Nokia acquisition


By now, you’ve likely read about Nokia’s Devices and Services division being acquired in a deal by Microsoft. You’ve also likely read about the movement of CEO Stephen Elop amongst others back to Redmond and Microsoft. What has been less clear is the fallout likely to come from this deal as well as the reasoning behind this acquisition.

Thankfully, Microsoft has outlined, in as general sense as possible, their rationale for the deal and it includes some rather enlightening pieces of information. The full PDF can be viewed at the source link below but the following key takeaways can be found below.


Possibly fearing a Samsung-esque situation with Windows Phone as is being experienced with Android, coupled with the imminent expiration date of their initial strategic partnership (2014). Worryingly few OEM’s were contributing serious attention and effort to Windows Phone, in spite of languishing market and subsequently financial performance for those prioritizing the Android platform.


Nokia on featurephones only


The Nokia brand has NOT been licensed by Microsoft for use on smartphones, solely feature-phones. Could mean that the Lumia brand is spared but it could also mean that it provides the opportunity for Nokia to move into smartphones in the future with little to no confusion. That said, rumors abound that Nokia (the separate entity not what is being acquired by Microsoft) is precluded using the Nokia name on any smart devices until 2015.

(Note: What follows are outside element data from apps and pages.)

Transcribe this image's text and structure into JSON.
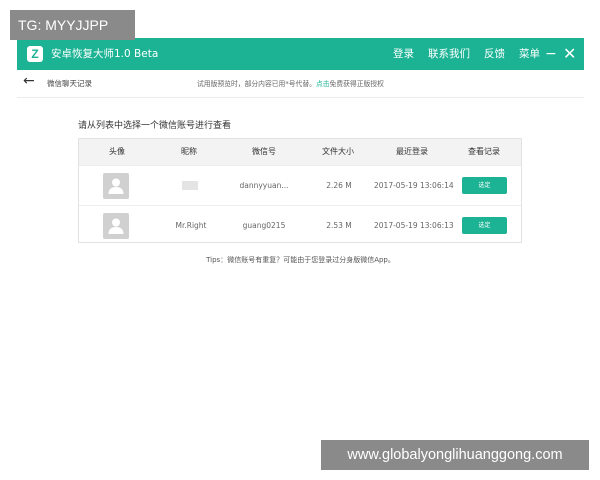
{
  "watermarks": {
    "top_left": "TG: MYYJJPP",
    "bottom_right": "www.globalyonglihuanggong.com"
  },
  "titlebar": {
    "logo_letter": "Z",
    "title": "安卓恢复大师1.0 Beta",
    "menu": [
      "登录",
      "联系我们",
      "反馈",
      "菜单"
    ],
    "minimize": "−",
    "close": "✕"
  },
  "subbar": {
    "back_icon": "←",
    "title": "微信聊天记录",
    "notice_prefix": "试用版预览时，部分内容已用*号代替。",
    "notice_link": "点击",
    "notice_suffix": "免费获得正版授权"
  },
  "main": {
    "prompt": "请从列表中选择一个微信账号进行查看",
    "columns": [
      "头像",
      "昵称",
      "微信号",
      "文件大小",
      "最近登录",
      "查看记录"
    ],
    "rows": [
      {
        "nickname": "",
        "wechat_id": "dannyyuan...",
        "size": "2.26 M",
        "last_login": "2017-05-19 13:06:14",
        "action": "选定"
      },
      {
        "nickname": "Mr.Right",
        "wechat_id": "guang0215",
        "size": "2.53 M",
        "last_login": "2017-05-19 13:06:13",
        "action": "选定"
      }
    ],
    "tips": "Tips：微信账号有重复？可能由于您登录过分身版微信App。"
  },
  "colors": {
    "accent": "#1bb394",
    "header_bg": "#f3f3f3",
    "avatar": "#d0d0d0"
  },
  "icons": {
    "back": "arrow-left-icon",
    "avatar": "user-silhouette-icon",
    "logo": "app-logo-icon"
  }
}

Nokia’s patent licensing and other deals with major players like Motorola, Qualcomm, Kodak, Apple etc will all be assigned to Microsoft for the duration of their current terms

The deal expected to close within the next 6 months(early 2014) and Microsoft is hoping for a few knock-on effects, including much faster Time-to-Market in addition to lowered cost and higher gross margins.


Execution hopes

Gross margins

With these lowered costs, Microsoft projects a break-even target of 45 million devices annually, a seemingly low number compared to their competition, but would require an increase of ~35% on Nokia’s most recent quarterly run-rate in addition to incredible stability or significant increase in sales during the holiday period.

The overall aim for Microsoft  being to occupy at least a 15% share of the market by 2018 contributing $45 Billion to Microsoft’s bottom line, bring new experiences and services to their users and increase the degree of synergy between the consumer-facing options in their portfolio

It will be incredibly interesting to see what else comes to the fore after Stephen Elop and Steve Ballmer address the media and investors later today.

We’ll keep you briefed as the news comes in.

Source: Microsoft News